The Fourth Circuit began by explaining the history of the Federal Arbitration Act (FAA) and the requirement that courts rigorously enforce agreements to arbitrate.  Section 16(a)(1)(A) of the FAA provides for immediate appeal from an order refusing a stay in any litigation that is referable to arbitration, and § 16(a)(1)(B) provides for immediate appeal for any order denying a petition to compel arbitration.  The Banks argued that the district court’s denial of the renewed motion to compel arbitration and stay the proceedings thus allows immediate appeal.  Dillon, in opposition, argued that the district court’s order denied reconsideration of the motion to compel arbitration, and thus fell outside of the FAA.  The Fourth Circuit, looking to the title of the motions and the clear intention to seek enforcement of an arbitration clause, held that valid jurisdiction existed over the appeal.

The District Court Erred by Interpreting the Renewed Motions as Motions for Reconsideration

Although the district court did not explain why it considered the renewed motions to be motions for reconsideration, the Circuit Court found two potential reasons.  The Fourth Circuit held that neither were convincing.  First, the district court could have believed that the Banks were allowed only one opportunity to invoke the FAA’s enforcement mechanisms.  Alternatively, the district court could have relied on the law of the case doctrine, believing that both motions invoked the same issues.  The Circuit Court addressed each of these in turn.

First, the Fourth Circuit could find no authority which limited a party’s access to FAA’s enforcement mechanisms unless the party is found to be in default.  A party is found to be in default, and thus barred from compelling arbitration or staying the proceedings, only if they have utilized the litigation machinery so substantially that to subsequently permit arbitration would prejudice the party opposing the stay.  Because the district court did not find that the Banks were in default, the order could not have rested upon these grounds.

Second, the Fourth Circuit held that the initial motions to compel arbitration and the renewed motions raised different issues, and thus were not barred by the rule of the case doctrine.  In their initial motions, the Banks argued that the loan agreements were substantially authenticated.  When the district court disagreed, the Banks did not challenge that ruling in their renewed motions.  Rather, they attempted to cure the evidentiary deficiencies that the district court relied on in denying the initial motion.  Thus, the law of the case doctrine did not bar the renewed motions.

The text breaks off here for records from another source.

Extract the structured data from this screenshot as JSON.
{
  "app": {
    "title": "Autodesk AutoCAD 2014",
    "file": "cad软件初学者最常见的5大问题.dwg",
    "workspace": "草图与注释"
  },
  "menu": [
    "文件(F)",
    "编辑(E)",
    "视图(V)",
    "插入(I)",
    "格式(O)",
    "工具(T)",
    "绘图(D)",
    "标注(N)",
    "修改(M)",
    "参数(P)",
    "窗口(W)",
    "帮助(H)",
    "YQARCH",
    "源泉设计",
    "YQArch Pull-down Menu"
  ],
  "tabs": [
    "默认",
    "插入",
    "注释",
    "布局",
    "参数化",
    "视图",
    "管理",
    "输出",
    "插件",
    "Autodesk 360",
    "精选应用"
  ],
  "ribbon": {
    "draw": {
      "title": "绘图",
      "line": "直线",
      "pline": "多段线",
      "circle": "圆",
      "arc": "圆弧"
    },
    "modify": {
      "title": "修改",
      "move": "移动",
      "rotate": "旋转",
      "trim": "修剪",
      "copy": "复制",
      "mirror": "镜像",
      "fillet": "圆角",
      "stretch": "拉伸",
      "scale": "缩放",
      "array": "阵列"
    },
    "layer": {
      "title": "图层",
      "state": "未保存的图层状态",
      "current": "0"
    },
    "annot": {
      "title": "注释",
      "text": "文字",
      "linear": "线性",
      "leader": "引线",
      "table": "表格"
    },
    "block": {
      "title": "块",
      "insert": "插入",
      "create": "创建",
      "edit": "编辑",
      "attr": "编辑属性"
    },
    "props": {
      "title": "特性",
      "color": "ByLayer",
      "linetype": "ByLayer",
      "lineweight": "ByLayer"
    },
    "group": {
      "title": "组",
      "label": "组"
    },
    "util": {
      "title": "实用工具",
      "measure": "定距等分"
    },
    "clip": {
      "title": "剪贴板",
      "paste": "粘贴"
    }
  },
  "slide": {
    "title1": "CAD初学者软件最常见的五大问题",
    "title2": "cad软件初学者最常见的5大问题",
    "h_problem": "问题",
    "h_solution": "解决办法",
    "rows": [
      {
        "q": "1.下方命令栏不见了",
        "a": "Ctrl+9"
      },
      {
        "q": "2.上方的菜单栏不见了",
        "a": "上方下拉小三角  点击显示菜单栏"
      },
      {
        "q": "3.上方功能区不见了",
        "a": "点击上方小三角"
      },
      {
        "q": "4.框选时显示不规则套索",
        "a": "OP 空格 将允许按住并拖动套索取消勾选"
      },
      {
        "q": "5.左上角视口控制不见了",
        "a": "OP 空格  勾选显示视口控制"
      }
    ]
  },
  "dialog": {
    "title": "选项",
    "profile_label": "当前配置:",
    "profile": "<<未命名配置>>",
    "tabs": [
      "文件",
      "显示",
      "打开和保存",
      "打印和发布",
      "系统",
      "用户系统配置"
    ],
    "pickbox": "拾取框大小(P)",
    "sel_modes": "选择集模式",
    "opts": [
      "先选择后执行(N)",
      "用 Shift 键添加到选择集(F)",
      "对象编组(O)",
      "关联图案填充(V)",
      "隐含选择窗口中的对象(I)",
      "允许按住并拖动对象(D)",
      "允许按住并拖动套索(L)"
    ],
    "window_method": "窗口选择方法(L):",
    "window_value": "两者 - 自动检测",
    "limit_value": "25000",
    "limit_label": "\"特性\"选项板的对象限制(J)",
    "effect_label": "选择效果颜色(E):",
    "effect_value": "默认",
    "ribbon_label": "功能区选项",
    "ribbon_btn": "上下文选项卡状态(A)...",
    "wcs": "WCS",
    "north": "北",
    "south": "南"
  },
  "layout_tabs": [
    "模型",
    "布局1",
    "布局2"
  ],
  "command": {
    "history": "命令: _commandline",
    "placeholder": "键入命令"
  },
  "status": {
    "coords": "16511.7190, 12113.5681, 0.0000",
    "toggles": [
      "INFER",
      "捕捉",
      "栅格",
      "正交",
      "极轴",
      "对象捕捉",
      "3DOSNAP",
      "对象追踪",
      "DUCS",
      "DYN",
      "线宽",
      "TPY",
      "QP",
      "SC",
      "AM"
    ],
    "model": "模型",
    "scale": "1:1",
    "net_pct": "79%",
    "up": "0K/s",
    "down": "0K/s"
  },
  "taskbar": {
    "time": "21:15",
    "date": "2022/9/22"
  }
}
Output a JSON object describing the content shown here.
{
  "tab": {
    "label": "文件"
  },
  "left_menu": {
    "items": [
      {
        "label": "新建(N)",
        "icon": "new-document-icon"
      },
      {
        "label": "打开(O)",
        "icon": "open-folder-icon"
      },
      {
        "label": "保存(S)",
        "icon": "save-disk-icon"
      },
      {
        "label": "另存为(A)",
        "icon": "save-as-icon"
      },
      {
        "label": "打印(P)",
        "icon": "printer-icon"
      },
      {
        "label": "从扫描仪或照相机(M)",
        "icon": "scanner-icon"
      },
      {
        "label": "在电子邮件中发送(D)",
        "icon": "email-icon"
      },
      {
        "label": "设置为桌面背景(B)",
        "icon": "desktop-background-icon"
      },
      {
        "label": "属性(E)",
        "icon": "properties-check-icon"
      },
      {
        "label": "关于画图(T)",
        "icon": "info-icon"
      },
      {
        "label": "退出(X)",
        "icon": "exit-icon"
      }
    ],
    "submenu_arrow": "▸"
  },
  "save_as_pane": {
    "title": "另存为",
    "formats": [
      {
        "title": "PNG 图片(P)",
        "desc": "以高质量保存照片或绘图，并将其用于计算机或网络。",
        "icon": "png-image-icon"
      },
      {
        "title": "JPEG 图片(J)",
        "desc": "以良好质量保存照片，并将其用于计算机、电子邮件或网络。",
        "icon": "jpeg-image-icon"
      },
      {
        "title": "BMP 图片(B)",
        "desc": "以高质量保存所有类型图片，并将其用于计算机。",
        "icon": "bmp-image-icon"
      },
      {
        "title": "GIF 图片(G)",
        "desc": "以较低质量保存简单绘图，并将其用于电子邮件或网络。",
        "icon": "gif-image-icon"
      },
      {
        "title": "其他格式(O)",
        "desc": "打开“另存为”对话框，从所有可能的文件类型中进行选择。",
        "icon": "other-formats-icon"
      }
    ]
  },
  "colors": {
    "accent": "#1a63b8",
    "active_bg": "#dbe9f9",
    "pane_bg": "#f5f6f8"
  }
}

The Fourth Circuit Vacated and Remanded for Further Proceedings

Because the district court erred in its interpretation of the Banks’ renewed motions to compel arbitration, the Fourth Circuit vacated the court’s order and remanded for further proceedings.